April 13, 2013

I was watching an old episode of Cheers the other day in which Sam and Woody attempt to set up a new satellite TV system in the bar.  When Woody asks about how satellite TV works, Sam describes the satellites, and mentions that they’re like 87 million miles away.  This is of course a gross exaggeration; the sun is only 93 million miles away.  It would be essentially impossible for something to orbit the earth from that distance.  Geosynchronous satellites (those that orbit at the same rate as the earth’s rotation) typically orbit at around 22,000 miles.  The exact figure is actually a little higher (22,236), but satellites in an elliptical orbit will be closer than this along their minor axis (the shorter “radius” of an ellipse).  There are actually two types of geosynchronous satellites: regular geosynchronous satellites which are synchronized with the rotation of the earth and appear in the same general area throughout the day, and geostationary satellites which orbit around the equator and appear at the exact same spot throughout the day.  Satellites can only be in geostationary orbit around the equator, because physics.

Okay, let’s dig a little deeper.  One object orbits the center of another object, so we can’t have a satellite in geostationary orbit around New York City because the satellite would have to orbit a point in the earth above its center (if the Arctic is “up” and the Antarctic is “down”).  This means that a satellite in geosynchronous orbit at 30 degrees latitude above the equator sits 22,000 miles above a swath of earth 60 degrees wide.  You may be familiar with this pattern if you’ve watched any space-themed movies: when tracking a space shuttle or other space vehicle it’s path on the ground looks somewhat like a sine wave.  Why does the satellite have to be at exactly 22,236 miles?  Because math.

Okay, okay, we’ll look at an actual explanation.  For one object to orbit another, its centripetal acceleration has to equal its gravitational attraction, i.e., it has to be traveling forward as fast as it’s falling.  Things can orbit the earth at much lower altitudes: the space shuttles often hung out around 200 miles up.  But if we want the satellite to sync up with the rotation of the earth, we need it to be higher, because otherwise the centripetal acceleration required to keep it in orbit will be too fast for the earth to keep up.  Note that 22,236 miles is actually a minimum.  We can have a satellite much further out and traveling much faster and have it still sync up with the earth’s rotation.  Of course, there’s no reason we would ever want to do that because it would cost more money and make communications more difficult.

I used Internet Explorer as my primary browser for over ten years, and am always loath to switch programs, especially with things I use every day.  When I finally got fed up with IE’s instability and girth, I tried Firefox for several months before eventually settling on Chrome.  While I consider Firefox a respectable browser, I found that it was too like IE in its memory requirements and speed to entice me to be a full-time user.  I didn’t love Chrome at first, with its atypical “omnibar” instead of a separate address and search bar, and its minimalist design with tabs at the the top instead of menus and toolbars.  However, over the past few years I’ve grown to love it, and I’ll extol its virtues to anyone who will listen (a remarkable small audience).  In the spirit of loving lists of things, here’s a list of 5 things that I love about Chrome.

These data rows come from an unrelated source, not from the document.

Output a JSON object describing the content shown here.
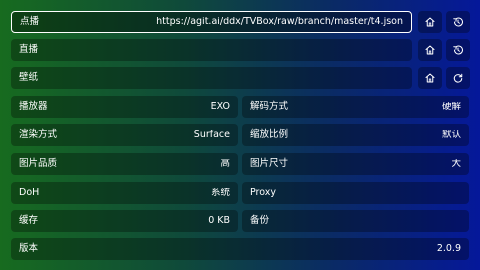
{
  "rows": {
    "vod": {
      "label": "点播",
      "value": "https://agit.ai/ddx/TVBox/raw/branch/master/t4.json"
    },
    "live": {
      "label": "直播",
      "value": ""
    },
    "wallpaper": {
      "label": "壁纸",
      "value": ""
    }
  },
  "settings": {
    "player": {
      "label": "播放器",
      "value": "EXO"
    },
    "decode": {
      "label": "解码方式",
      "value": "硬解"
    },
    "render": {
      "label": "渲染方式",
      "value": "Surface"
    },
    "scale": {
      "label": "缩放比例",
      "value": "默认"
    },
    "image_quality": {
      "label": "图片品质",
      "value": "高"
    },
    "image_size": {
      "label": "图片尺寸",
      "value": "大"
    },
    "doh": {
      "label": "DoH",
      "value": "系统"
    },
    "proxy": {
      "label": "Proxy",
      "value": ""
    },
    "cache": {
      "label": "缓存",
      "value": "0 KB"
    },
    "backup": {
      "label": "备份",
      "value": ""
    },
    "version": {
      "label": "版本",
      "value": "2.0.9"
    }
  },
  "icons": {
    "home": "home-icon",
    "history": "history-icon",
    "refresh": "refresh-icon"
  },
  "colors": {
    "gradient_left": "#176b1f",
    "gradient_right": "#05189a",
    "focus_border": "#ffffff"
  }
}
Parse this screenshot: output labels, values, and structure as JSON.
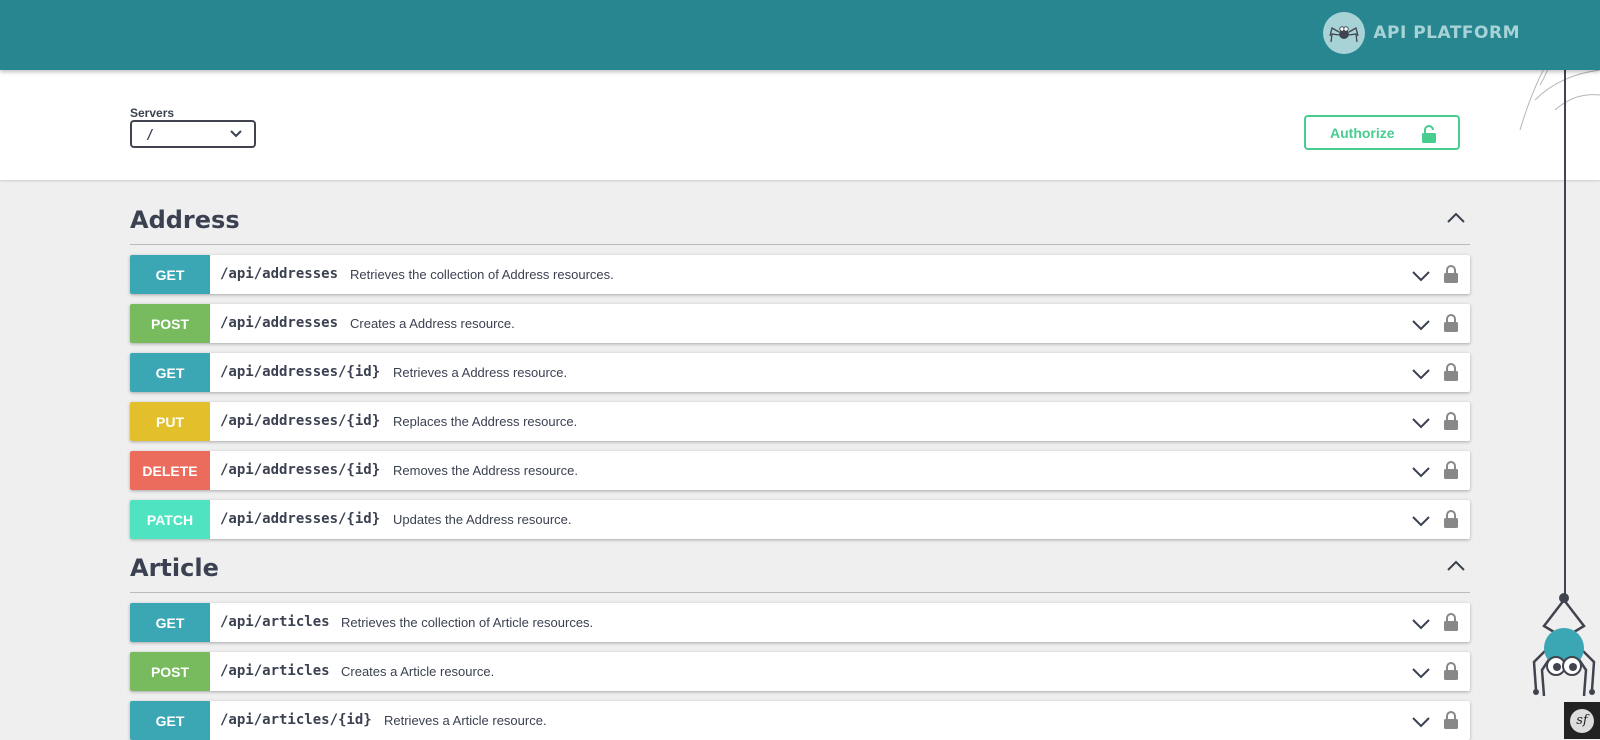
{
  "header": {
    "logo_text": "API PLATFORM",
    "logo_icon": "spider-logo-icon",
    "bg_color": "#288690"
  },
  "scheme": {
    "servers_label": "Servers",
    "servers_selected": "/",
    "authorize_label": "Authorize"
  },
  "colors": {
    "GET": "#3ca7b4",
    "POST": "#77bb5e",
    "PUT": "#e3c02b",
    "DELETE": "#eb6c5c",
    "PATCH": "#50e3c2",
    "authorize": "#49cc90"
  },
  "tags": [
    {
      "name": "Address",
      "operations": [
        {
          "method": "GET",
          "path": "/api/addresses",
          "summary": "Retrieves the collection of Address resources."
        },
        {
          "method": "POST",
          "path": "/api/addresses",
          "summary": "Creates a Address resource."
        },
        {
          "method": "GET",
          "path": "/api/addresses/{id}",
          "summary": "Retrieves a Address resource."
        },
        {
          "method": "PUT",
          "path": "/api/addresses/{id}",
          "summary": "Replaces the Address resource."
        },
        {
          "method": "DELETE",
          "path": "/api/addresses/{id}",
          "summary": "Removes the Address resource."
        },
        {
          "method": "PATCH",
          "path": "/api/addresses/{id}",
          "summary": "Updates the Address resource."
        }
      ]
    },
    {
      "name": "Article",
      "operations": [
        {
          "method": "GET",
          "path": "/api/articles",
          "summary": "Retrieves the collection of Article resources."
        },
        {
          "method": "POST",
          "path": "/api/articles",
          "summary": "Creates a Article resource."
        },
        {
          "method": "GET",
          "path": "/api/articles/{id}",
          "summary": "Retrieves a Article resource."
        }
      ]
    }
  ],
  "footer": {
    "symfony_badge": "sf"
  }
}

1.  It looks nice.  Obviously this is very subjective, but I think the minimalist design of Chrome gives it a great look.  The aesthetic appeal of a web browser (or any computer software) is a very superficial feature, but as much as we use web browsers these days it’s nice to have something you like the look of.  As much as I love black metal, there are a lot of self-recorded demos that I just can’t listen to, regardless of how good the music is.  Likewise, I could never make myself love the look of FF or IE.  It took me a while to adjust to the address bar (or omnibar for Chrome) being below rather than above each tab, but now that I’ve adjusted I don’t think I could ever go back.  To me Chrome is the opposite of your grandparents web browser that has most of the screen taken up with search bars and toolbars from every company they’ve ever installed software from: almost the whole screen is browser rather than clunky overhead.

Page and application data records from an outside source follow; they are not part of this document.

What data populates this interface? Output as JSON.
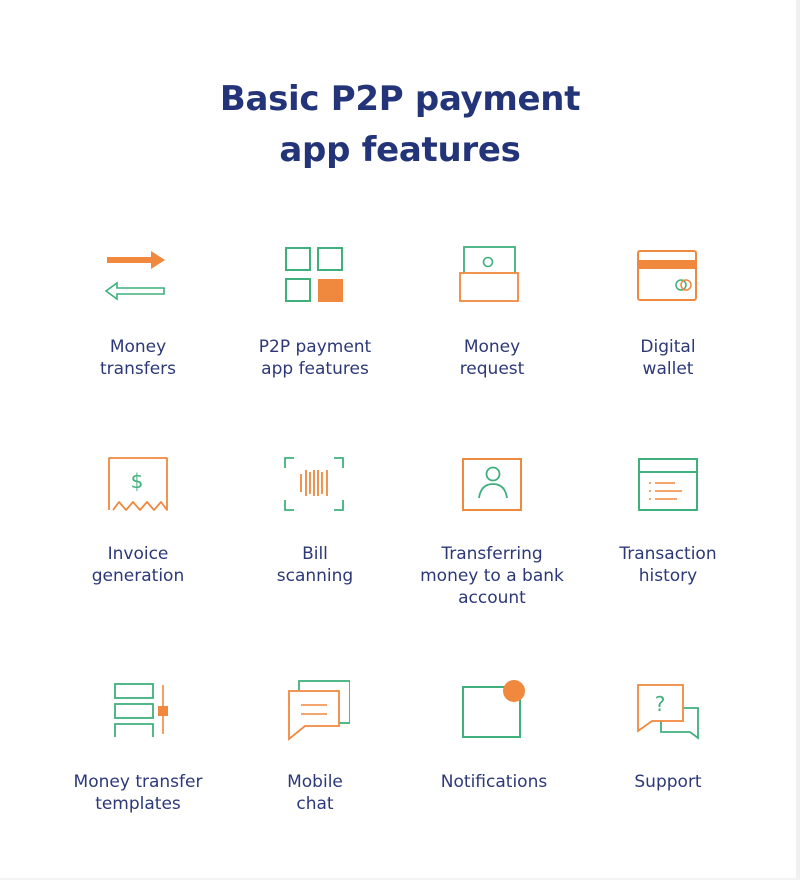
{
  "title": {
    "line1": "Basic P2P payment",
    "line2": "app features"
  },
  "colors": {
    "orange": "#f0883e",
    "green": "#3fb07c",
    "navy": "#243479"
  },
  "features": [
    {
      "icon": "arrows-exchange-icon",
      "lines": [
        "Money",
        "transfers"
      ]
    },
    {
      "icon": "grid-squares-icon",
      "lines": [
        "P2P payment",
        "app features"
      ]
    },
    {
      "icon": "money-envelope-icon",
      "lines": [
        "Money",
        "request"
      ]
    },
    {
      "icon": "credit-card-icon",
      "lines": [
        "Digital",
        "wallet"
      ]
    },
    {
      "icon": "invoice-receipt-icon",
      "lines": [
        "Invoice",
        "generation"
      ]
    },
    {
      "icon": "barcode-scan-icon",
      "lines": [
        "Bill",
        "scanning"
      ]
    },
    {
      "icon": "user-profile-icon",
      "lines": [
        "Transferring",
        "money to a bank",
        "account"
      ]
    },
    {
      "icon": "history-list-icon",
      "lines": [
        "Transaction",
        "history"
      ]
    },
    {
      "icon": "templates-slider-icon",
      "lines": [
        "Money transfer",
        "templates"
      ]
    },
    {
      "icon": "chat-bubbles-icon",
      "lines": [
        "Mobile",
        "chat"
      ]
    },
    {
      "icon": "notification-badge-icon",
      "lines": [
        "Notifications"
      ]
    },
    {
      "icon": "support-question-icon",
      "lines": [
        "Support"
      ]
    }
  ]
}
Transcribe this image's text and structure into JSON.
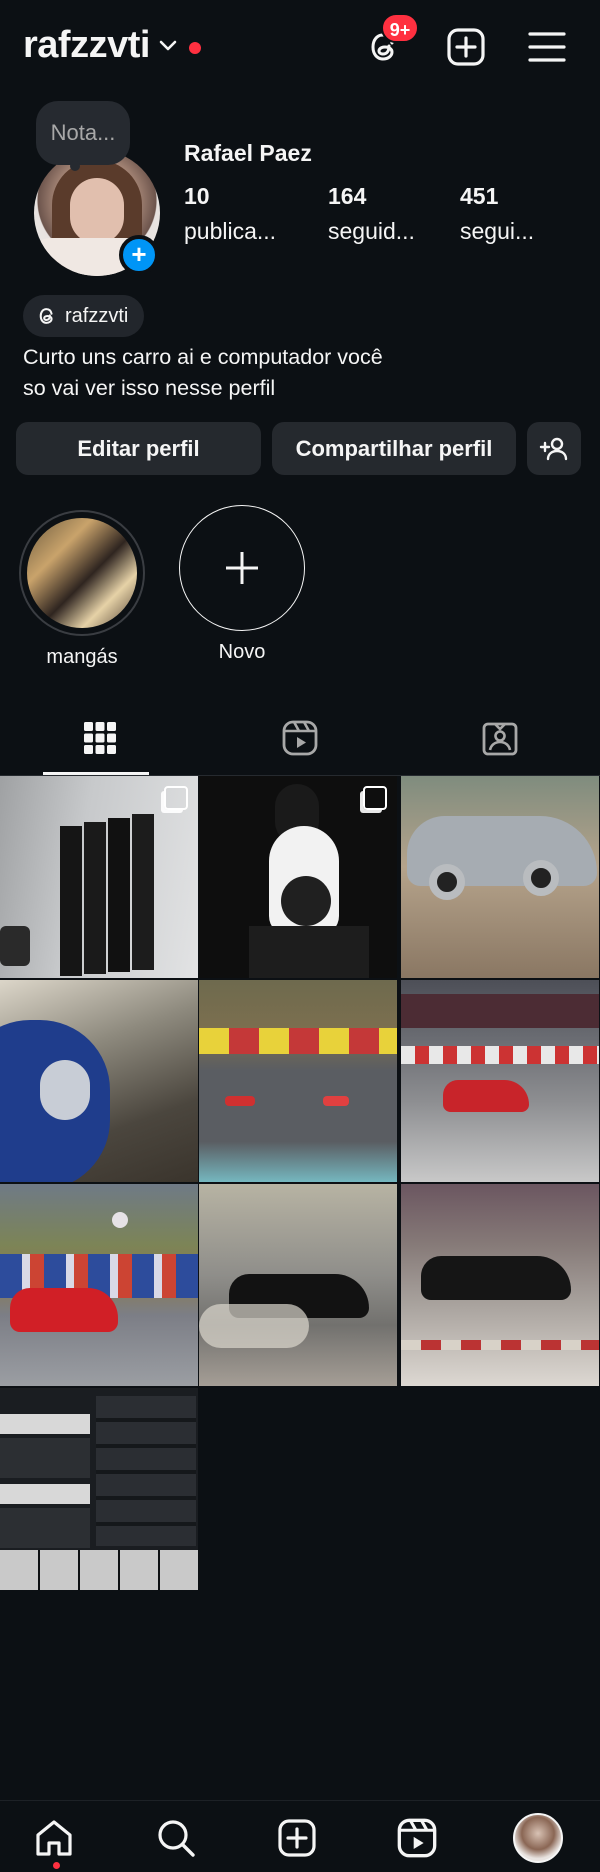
{
  "header": {
    "username": "rafzzvti",
    "threads_badge": "9+"
  },
  "profile": {
    "note_label": "Nota...",
    "full_name": "Rafael Paez",
    "stats": [
      {
        "value": "10",
        "label": "publica..."
      },
      {
        "value": "164",
        "label": "seguid..."
      },
      {
        "value": "451",
        "label": "segui..."
      }
    ],
    "threads_handle": "rafzzvti",
    "bio_line1": "Curto uns carro ai e computador você",
    "bio_line2": "so vai ver isso nesse perfil"
  },
  "buttons": {
    "edit": "Editar perfil",
    "share": "Compartilhar perfil"
  },
  "highlights": [
    {
      "label": "mangás"
    },
    {
      "label": "Novo"
    }
  ],
  "tabs": [
    "posts-grid",
    "reels",
    "tagged"
  ],
  "grid": {
    "posts": [
      {
        "desc": "book-boxes",
        "multi": true
      },
      {
        "desc": "cat",
        "multi": true
      },
      {
        "desc": "silver-hatchback"
      },
      {
        "desc": "blue-classic-car"
      },
      {
        "desc": "race-track-two-cars"
      },
      {
        "desc": "red-roadster-track"
      },
      {
        "desc": "red-roadster-mountains"
      },
      {
        "desc": "black-coupe-drift"
      },
      {
        "desc": "black-coupe-track"
      },
      {
        "desc": "game-leaderboard"
      }
    ]
  },
  "colors": {
    "background": "#0c1014",
    "accent": "#0095f6",
    "notification": "#ff3040",
    "button_bg": "#25292e"
  },
  "icons": [
    "chevron-down-icon",
    "threads-icon",
    "add-icon",
    "menu-icon",
    "add-person-icon",
    "grid-icon",
    "reels-icon",
    "tagged-icon",
    "home-icon",
    "search-icon",
    "create-icon",
    "reels-nav-icon"
  ]
}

2.  It’s fast — really fast.  Even when I was mostly using IE or FF, I was always impressed with Chrome’s speed.  On my current system (Ubuntu, Intel Core 2 Duo @ 3Ghz) Chrome takes about 3 seconds to load compared to FF’s 9-10.  I’ll note that it’s technically illegal for me to attempt to run IE on my system, and if that doesn’t scare you off maybe IE’s 10+ second start time will.  I rarely use my forward and back buttons, opting to open and close new tabs when I click on a link to something before I’m done with the source page, and so the speed of opening and closing tabs is a big deal to me.  In IE and even FF I might wait several seconds for tabs to open (and close in the case of IE), whereas Chrome usually does so almost instantly, modulo internet connection speed.

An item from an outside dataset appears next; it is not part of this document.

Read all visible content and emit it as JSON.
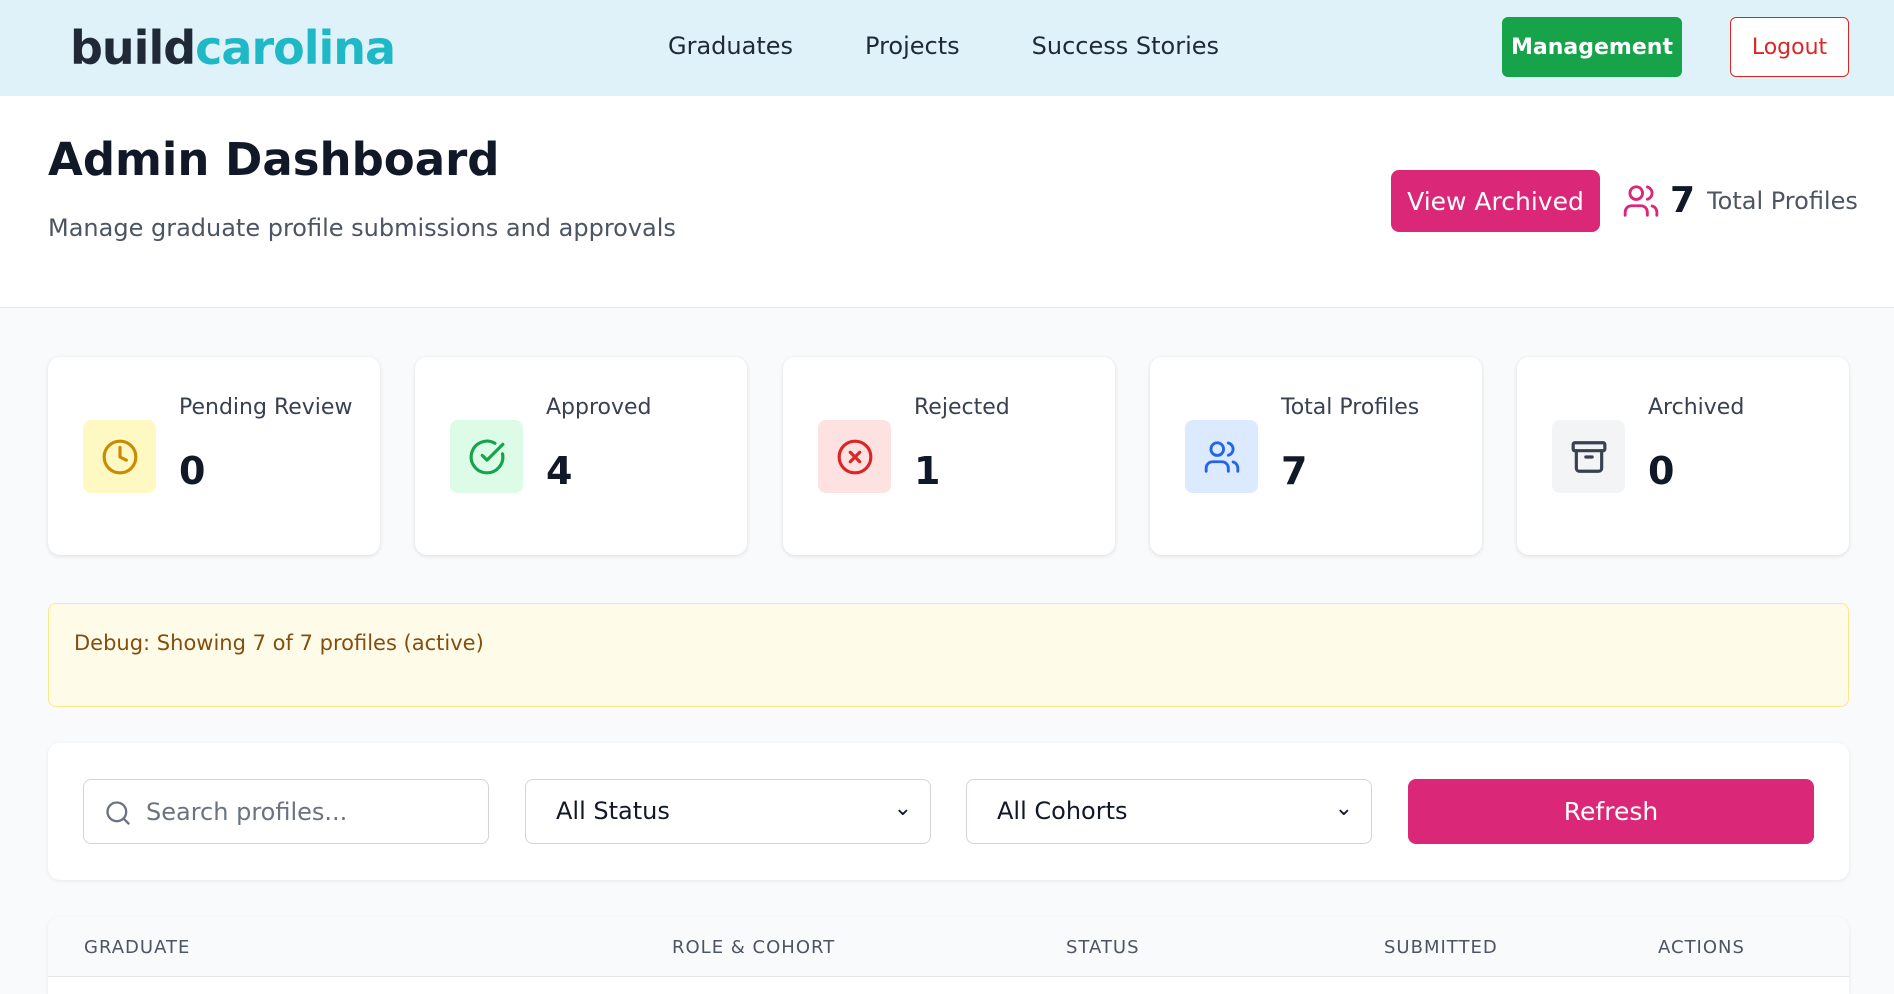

3.  The omnibar!  The omnibar seems to be one of those features that people love to hate — even people that use Chrome regularly.  On the other hand, this was a huge bonus for me even before I really accepted Chrome as my primary browser.  I am a philosopher in the original sense of the word (and in the undergraduate major sense of the word), so it’s rare that I can get through a web page without wanting to look up a topic (or five) on Wikipedia.  Even though other browsers have search bars, I never really used them, maybe because they’re so small, maybe because they’re over there in the corner, maybe because my poor monkey brain can’t process an informational difference between wanting to look up a URL and wanting to look up a topic.  At any rate, Chrome makes it a lot easier to search because you don’t have to use multiple boxes.  I’ve heard a lot of complaints about trying to go to a web site and instead getting search results for that web site, but I’ve literally never had this problem (perhaps it’s because I have bookmarks for pretty much any site I visit regularly).  The site information utility (on the left side of the omnibar) is great too, allowing you to, for instance, view the SHA-256 fingerprint for your SSL connection in a couple of clicks.  (I should note that the last version of IE I used regularly was IE7, so I can’t comment on the ease of doing this in recent versions of IE, which I hear are much improved in a number of ways.)

4.  No daily browser crashes.  The single thing that pushed me away from IE was browser stability.  Despite my intense hatred for change of any kind, I got the point where I simply couldn’t stand having my browser crash every day.  With Chrome, on the other hand, I’ve never had a single crash in two years.  Sometimes pages crash, but Chrome has good exception handling and simply gives you an error message (complete with a cutesy frowny face graphic) when something goes wrong, instead of bringing your whole system to a grinding halt.

5.  It’s based on Chromium.  You might guess from the fact that I use Linux that I’m a passionate supporter of open source software.  So the fact that Chrome is based on the open source browser Chromium is a big plus for me.  Why don’t I use Chromium?  I did for a while, but like much open source software (including my beloved Ubuntu) it has little quirks and bugs that can hamper productivity.  In the case of Ubuntu, these bugs have not been so severe that I’ll go back to paying hundreds of dollars for proprietary operating systems and software, but since Chrome is free, I decided it was worth the shame of using a proprietary product to have greater stability and compatibility.